We all entered the room and were given set positions around the room. Men sat cross legged and women with legs together at one side. Apart from the mats there was nothing else except the essential cava mixing bowl which looked like a giant pestle. The man behind the bowl said lots of chants as he made the mixture and then a man in a long grass skirt comes in with a long green branches and hovers it over the bowl. I was so glad I knew what we were in for with the taste (a peppery dirty water. It took a while to go round and give everyone there bowl of grey water as certain people had it twice. If somebody was receiving it you cup clapped 3 times and said bula before. If you were drinking it, it was one cup clap and the bula or “maca” which means empty. As time was getting on a second person came to give us a cup of cava to speed things up. This man must of read my mind as I only got a small bowl. After we had done the rituals we then left the room whilst lunch was prepared, which gave us chance to look and buy village crafts.
We then had to wash our hands and re-enter the room. We all sat on the floor and were told what we were about to eat and that it was traditional Fiji Food and we ate with our hands. Being veggie my only option was cucumber and some plant relating to spinach made into a baji or roll with egg and fried, it was passable but far from filling. I also had breadfruit which is bland and tasteless along with boiled Cassava which again needs flavour.
As we left to go to the river for Bilibili rafting we got changed in somebody’s front room, all it had was a mat, a mirror and side table. There were a few pictures on the wall nothing else. Still with our sarongs wrapped round us we boarded the rafts, boys on one, girls on the other and took a leisurely ride back down the river. After that it was time to get changed and hop back on the bus to our hotel for the night. No soon than we did the heavens opened and winds blew. With a few hours before breakfast we were bound to our rooms and subject to either children dancing or the news.
After a quick run across the gardens, we made it to dinner.
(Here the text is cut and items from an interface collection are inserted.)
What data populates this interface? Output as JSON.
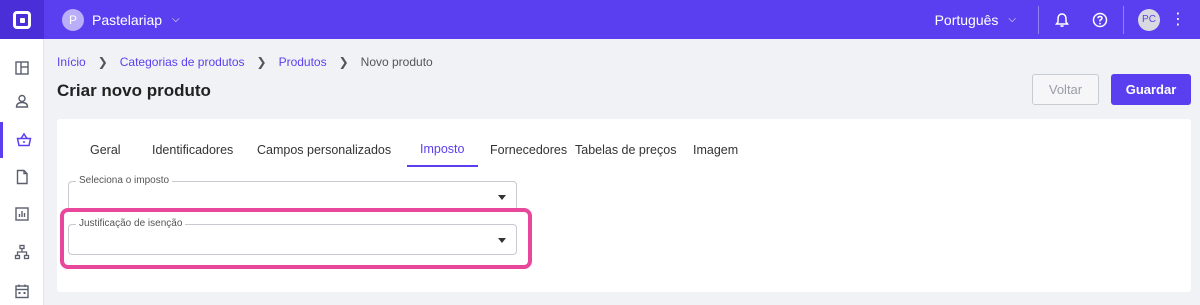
{
  "topbar": {
    "org_initial": "P",
    "org_name": "Pastelariap",
    "language": "Português",
    "avatar_initials": "PC"
  },
  "sidebar": {
    "items": [
      {
        "icon": "dashboard-icon"
      },
      {
        "icon": "user-icon"
      },
      {
        "icon": "basket-icon",
        "active": true
      },
      {
        "icon": "document-icon"
      },
      {
        "icon": "chart-icon"
      },
      {
        "icon": "network-icon"
      },
      {
        "icon": "calendar-icon"
      }
    ]
  },
  "breadcrumb": {
    "items": [
      "Início",
      "Categorias de produtos",
      "Produtos"
    ],
    "current": "Novo produto"
  },
  "page": {
    "title": "Criar novo produto",
    "back_label": "Voltar",
    "save_label": "Guardar"
  },
  "tabs": [
    "Geral",
    "Identificadores",
    "Campos personalizados",
    "Imposto",
    "Fornecedores",
    "Tabelas de preços",
    "Imagem"
  ],
  "active_tab": "Imposto",
  "form": {
    "tax_label": "Seleciona o imposto",
    "tax_value": "",
    "exemption_label": "Justificação de isenção",
    "exemption_value": ""
  },
  "colors": {
    "accent": "#5a3ff0",
    "highlight": "#e8479b"
  }
}
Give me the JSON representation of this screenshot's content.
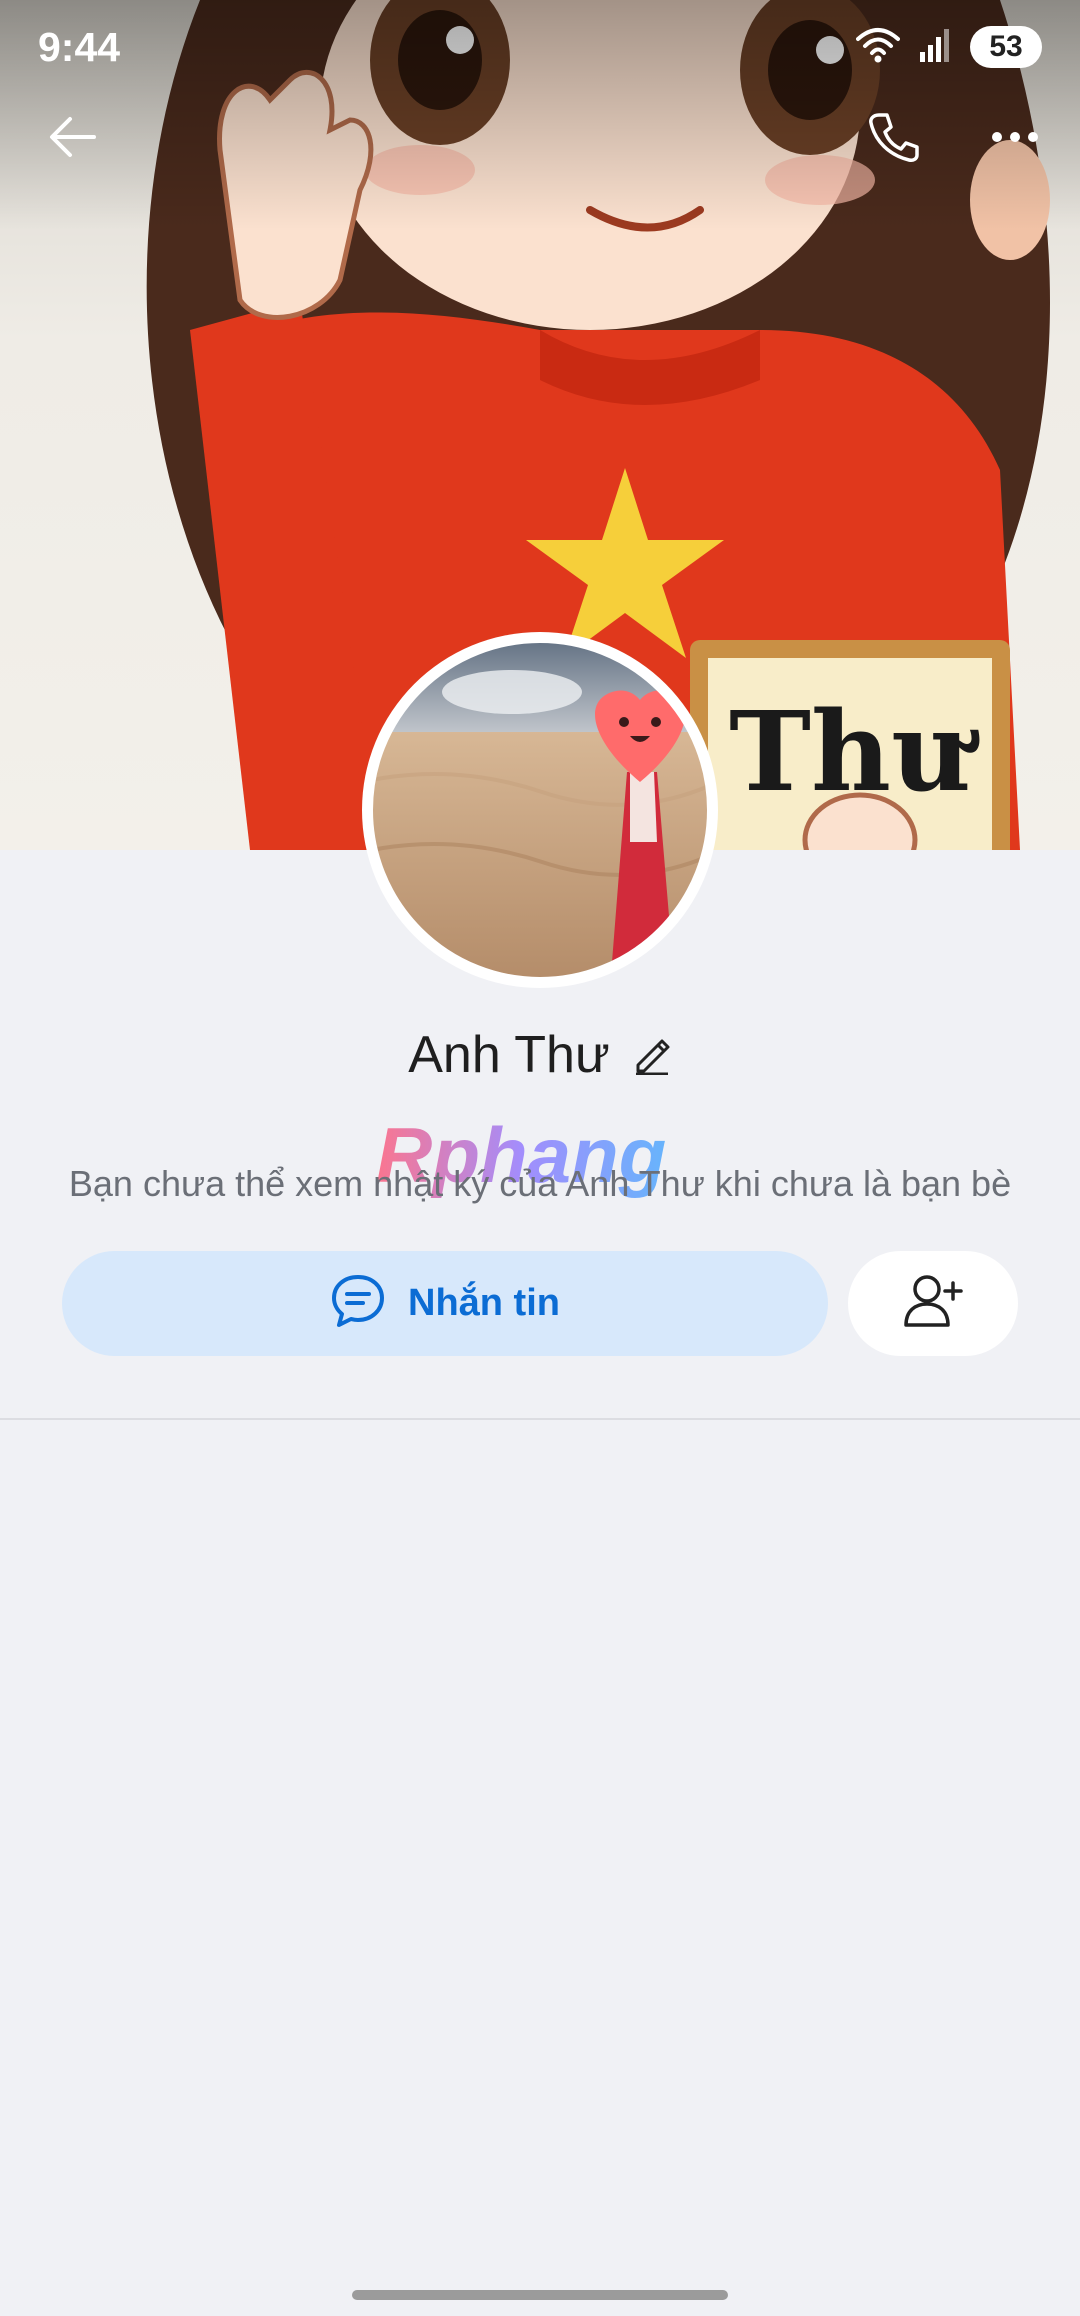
{
  "status_bar": {
    "time": "9:44",
    "battery": "53"
  },
  "cover": {
    "sign_text": "Thư"
  },
  "profile": {
    "name": "Anh Thư"
  },
  "watermark": "Rphang",
  "notice": "Bạn chưa thể xem nhật ký của Anh Thư khi chưa là bạn bè",
  "actions": {
    "message_label": "Nhắn tin"
  },
  "icons": {
    "back": "back-arrow-icon",
    "call": "phone-icon",
    "more": "more-dots-icon",
    "edit": "pencil-icon",
    "message": "chat-bubble-icon",
    "add_friend": "add-friend-icon"
  },
  "colors": {
    "accent": "#0b6cd4",
    "message_button_bg": "#d7e8fb",
    "page_bg": "#f0f1f5"
  }
}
Seemed to take forever and a day to come, but at least it was hot and had taste. None of us were in the mood for drinking with the thought of the cyclone stopping our journey back to Nadi.